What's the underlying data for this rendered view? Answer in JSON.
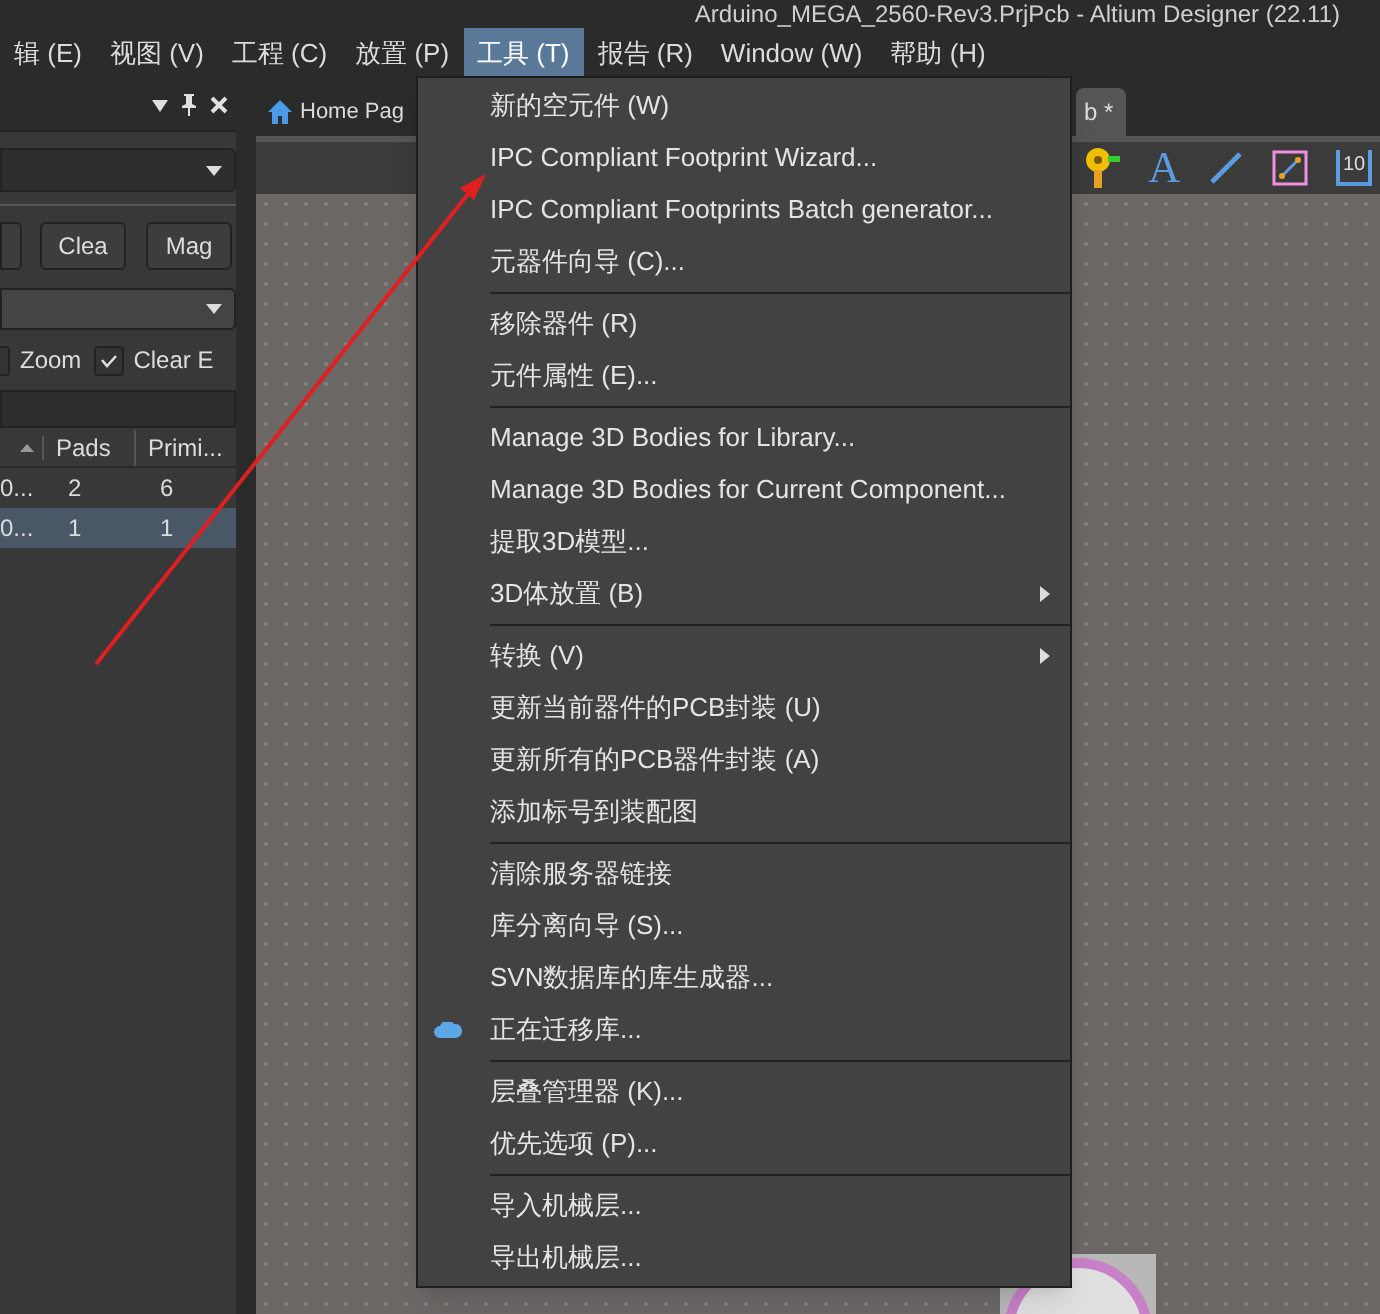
{
  "window": {
    "title": "Arduino_MEGA_2560-Rev3.PrjPcb - Altium Designer (22.11)"
  },
  "menu_bar": {
    "items": [
      {
        "label": "辑 (E)",
        "selected": false
      },
      {
        "label": "视图 (V)",
        "selected": false
      },
      {
        "label": "工程 (C)",
        "selected": false
      },
      {
        "label": "放置 (P)",
        "selected": false
      },
      {
        "label": "工具 (T)",
        "selected": true
      },
      {
        "label": "报告 (R)",
        "selected": false
      },
      {
        "label": "Window (W)",
        "selected": false
      },
      {
        "label": "帮助 (H)",
        "selected": false
      }
    ]
  },
  "left_panel": {
    "buttons": [
      "Clea",
      "Mag"
    ],
    "checks": [
      {
        "label": "Zoom",
        "checked": false
      },
      {
        "label": "Clear E",
        "checked": true
      }
    ],
    "table": {
      "columns": [
        "",
        "Pads",
        "Primi..."
      ],
      "rows": [
        {
          "cells": [
            "0...",
            "2",
            "6"
          ],
          "selected": false
        },
        {
          "cells": [
            "0...",
            "1",
            "1"
          ],
          "selected": true
        }
      ]
    }
  },
  "tabs": [
    {
      "label": "Home Pag",
      "selected": false
    },
    {
      "label": "b *",
      "selected": true
    }
  ],
  "toolbar": {
    "text_glyph": "A",
    "counter_glyph": "10"
  },
  "menu": {
    "items": [
      {
        "kind": "item",
        "label": "新的空元件 (W)",
        "submenu": false,
        "has_icon": false
      },
      {
        "kind": "item",
        "label": "IPC Compliant Footprint Wizard...",
        "submenu": false,
        "has_icon": false
      },
      {
        "kind": "item",
        "label": "IPC Compliant Footprints Batch generator...",
        "submenu": false,
        "has_icon": false
      },
      {
        "kind": "item",
        "label": "元器件向导 (C)...",
        "submenu": false,
        "has_icon": false
      },
      {
        "kind": "separator"
      },
      {
        "kind": "item",
        "label": "移除器件 (R)",
        "submenu": false,
        "has_icon": false
      },
      {
        "kind": "item",
        "label": "元件属性 (E)...",
        "submenu": false,
        "has_icon": false
      },
      {
        "kind": "separator"
      },
      {
        "kind": "item",
        "label": "Manage 3D Bodies for Library...",
        "submenu": false,
        "has_icon": false
      },
      {
        "kind": "item",
        "label": "Manage 3D Bodies for Current Component...",
        "submenu": false,
        "has_icon": false
      },
      {
        "kind": "item",
        "label": "提取3D模型...",
        "submenu": false,
        "has_icon": false
      },
      {
        "kind": "item",
        "label": "3D体放置 (B)",
        "submenu": true,
        "has_icon": false
      },
      {
        "kind": "separator"
      },
      {
        "kind": "item",
        "label": "转换 (V)",
        "submenu": true,
        "has_icon": false
      },
      {
        "kind": "item",
        "label": "更新当前器件的PCB封装 (U)",
        "submenu": false,
        "has_icon": false
      },
      {
        "kind": "item",
        "label": "更新所有的PCB器件封装 (A)",
        "submenu": false,
        "has_icon": false
      },
      {
        "kind": "item",
        "label": "添加标号到装配图",
        "submenu": false,
        "has_icon": false
      },
      {
        "kind": "separator"
      },
      {
        "kind": "item",
        "label": "清除服务器链接",
        "submenu": false,
        "has_icon": false
      },
      {
        "kind": "item",
        "label": "库分离向导 (S)...",
        "submenu": false,
        "has_icon": false
      },
      {
        "kind": "item",
        "label": "SVN数据库的库生成器...",
        "submenu": false,
        "has_icon": false
      },
      {
        "kind": "item",
        "label": "正在迁移库...",
        "submenu": false,
        "has_icon": true
      },
      {
        "kind": "separator"
      },
      {
        "kind": "item",
        "label": "层叠管理器 (K)...",
        "submenu": false,
        "has_icon": false
      },
      {
        "kind": "item",
        "label": "优先选项 (P)...",
        "submenu": false,
        "has_icon": false
      },
      {
        "kind": "separator"
      },
      {
        "kind": "item",
        "label": "导入机械层...",
        "submenu": false,
        "has_icon": false
      },
      {
        "kind": "item",
        "label": "导出机械层...",
        "submenu": false,
        "has_icon": false
      }
    ]
  }
}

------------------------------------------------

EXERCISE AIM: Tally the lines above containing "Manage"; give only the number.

EXPECTED ANSWER: 2